Gerald S. Fine, D.D.S.

   Oral and Maxillofacial Surgery

Brookline Office
Tel: 617-731-6060

Our commitment is to provide you the highest standard of oral and maxillofacial surgery in a professional manner.

Implant Placement in Infected Sites-A Recipe for Failure: Yes or No??

Historically, various studies have shown that placing an immediate implant in an infected site with either a periapical or a periodontal infection noted may be a recipe for failure.

Interestingly, a recent group of studies have found successful outcomes with this immediate implant placement. There are several clear advantages to the placement of an immediate implant. Some of these advantages include less treatment time, fewer procedures, and the ability to place the implant in the ideal axial position. The obvious disadvantage is whether or not the presence of infection compromises osseointergration or implant success.

A review of more than 12 human and animal studies carried on for one year or longer, demonstrated a high implant survival rate in sites with periodontal and periapical infection.
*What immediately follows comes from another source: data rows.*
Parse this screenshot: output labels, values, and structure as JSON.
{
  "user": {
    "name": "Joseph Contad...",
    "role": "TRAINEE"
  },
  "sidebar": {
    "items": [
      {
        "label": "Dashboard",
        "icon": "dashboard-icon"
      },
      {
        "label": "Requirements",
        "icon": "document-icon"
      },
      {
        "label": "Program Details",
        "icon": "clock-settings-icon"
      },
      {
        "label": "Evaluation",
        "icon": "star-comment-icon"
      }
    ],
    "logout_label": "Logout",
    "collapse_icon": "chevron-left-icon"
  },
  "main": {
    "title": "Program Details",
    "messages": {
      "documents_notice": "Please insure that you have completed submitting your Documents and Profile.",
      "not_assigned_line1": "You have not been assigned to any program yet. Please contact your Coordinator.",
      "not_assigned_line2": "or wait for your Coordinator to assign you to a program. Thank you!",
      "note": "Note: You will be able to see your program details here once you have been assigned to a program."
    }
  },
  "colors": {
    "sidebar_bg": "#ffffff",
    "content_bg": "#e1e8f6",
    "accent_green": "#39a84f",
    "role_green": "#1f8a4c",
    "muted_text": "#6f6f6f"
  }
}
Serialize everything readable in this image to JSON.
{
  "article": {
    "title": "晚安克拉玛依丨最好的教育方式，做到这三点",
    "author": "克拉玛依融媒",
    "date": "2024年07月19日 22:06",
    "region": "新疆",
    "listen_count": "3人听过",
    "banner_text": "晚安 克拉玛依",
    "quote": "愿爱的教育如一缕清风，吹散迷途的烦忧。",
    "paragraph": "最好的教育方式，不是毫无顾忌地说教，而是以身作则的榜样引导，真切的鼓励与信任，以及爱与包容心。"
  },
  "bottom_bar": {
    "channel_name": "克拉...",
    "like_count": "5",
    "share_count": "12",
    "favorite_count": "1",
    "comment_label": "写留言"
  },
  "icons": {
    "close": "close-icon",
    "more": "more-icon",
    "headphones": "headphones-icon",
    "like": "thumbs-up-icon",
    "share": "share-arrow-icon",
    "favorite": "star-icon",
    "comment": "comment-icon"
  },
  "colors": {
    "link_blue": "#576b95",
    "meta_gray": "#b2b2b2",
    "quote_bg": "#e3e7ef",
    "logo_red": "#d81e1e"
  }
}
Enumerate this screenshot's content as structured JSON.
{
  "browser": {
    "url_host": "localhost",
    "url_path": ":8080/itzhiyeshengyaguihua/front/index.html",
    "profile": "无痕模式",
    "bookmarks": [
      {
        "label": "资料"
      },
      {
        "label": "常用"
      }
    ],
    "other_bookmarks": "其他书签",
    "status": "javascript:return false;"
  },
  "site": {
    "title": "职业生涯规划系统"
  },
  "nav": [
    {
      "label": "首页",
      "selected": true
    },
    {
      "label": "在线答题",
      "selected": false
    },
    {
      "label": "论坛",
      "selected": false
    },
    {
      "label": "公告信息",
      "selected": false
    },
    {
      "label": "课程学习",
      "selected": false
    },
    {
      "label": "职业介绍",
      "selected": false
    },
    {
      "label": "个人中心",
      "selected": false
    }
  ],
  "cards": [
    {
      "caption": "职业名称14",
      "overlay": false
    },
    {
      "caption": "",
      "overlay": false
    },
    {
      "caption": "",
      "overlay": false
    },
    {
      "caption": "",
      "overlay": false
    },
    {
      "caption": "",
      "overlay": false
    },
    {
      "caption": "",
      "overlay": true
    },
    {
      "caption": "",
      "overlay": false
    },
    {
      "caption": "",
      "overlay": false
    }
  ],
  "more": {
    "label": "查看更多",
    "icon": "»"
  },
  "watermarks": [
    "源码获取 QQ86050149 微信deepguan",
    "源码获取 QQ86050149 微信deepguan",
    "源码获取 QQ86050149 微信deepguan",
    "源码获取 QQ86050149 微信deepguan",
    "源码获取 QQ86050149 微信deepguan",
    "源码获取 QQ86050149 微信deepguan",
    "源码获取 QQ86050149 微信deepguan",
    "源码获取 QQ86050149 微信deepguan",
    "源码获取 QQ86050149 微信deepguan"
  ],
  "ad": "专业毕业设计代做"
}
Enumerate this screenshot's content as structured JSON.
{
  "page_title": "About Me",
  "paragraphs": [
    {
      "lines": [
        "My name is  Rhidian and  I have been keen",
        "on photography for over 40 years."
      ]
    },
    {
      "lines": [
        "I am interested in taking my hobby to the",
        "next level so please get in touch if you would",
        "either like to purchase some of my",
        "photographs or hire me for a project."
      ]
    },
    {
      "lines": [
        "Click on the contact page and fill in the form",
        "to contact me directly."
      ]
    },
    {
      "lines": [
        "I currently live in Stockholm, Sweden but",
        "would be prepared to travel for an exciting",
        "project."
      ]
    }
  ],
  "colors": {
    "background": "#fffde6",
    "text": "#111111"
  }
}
In all of these studies a careful protocol was maintained which included a complete and thorough debridement of the socket and the aggressive use of systemic antibiotics.

The outcomes for immediate placement of implants in periodontally or periapically involved sites were comparable with those for implants that were delayed until the infection had cleared. The stringent protocol of complete debridement and systemic antibiotics used for all cases, perhaps contributed to the good clinical outcome.

Although these studies were seem to indicate that an immediate dental implant can be placed in an infected site with a high success rate, I feel that the protocol which must be followed; requiring a complete debridement of the site may be challenging to the implantologist because of dental root morphology or other anatomical considerations. Additionally, should the placement of the implant in an infected site result in a more serious infection; its resolution may be beyond the comfort zone of the implantologist.

At this time, I think the placement of a dental implant in an infected site must be determined on a case by case basis and if placed, must follow an absolute strict adherence to clinical protocol.

‍Gerald S. Fine, D.D.S.
Practice limited to oral & maxillofacial surgery‍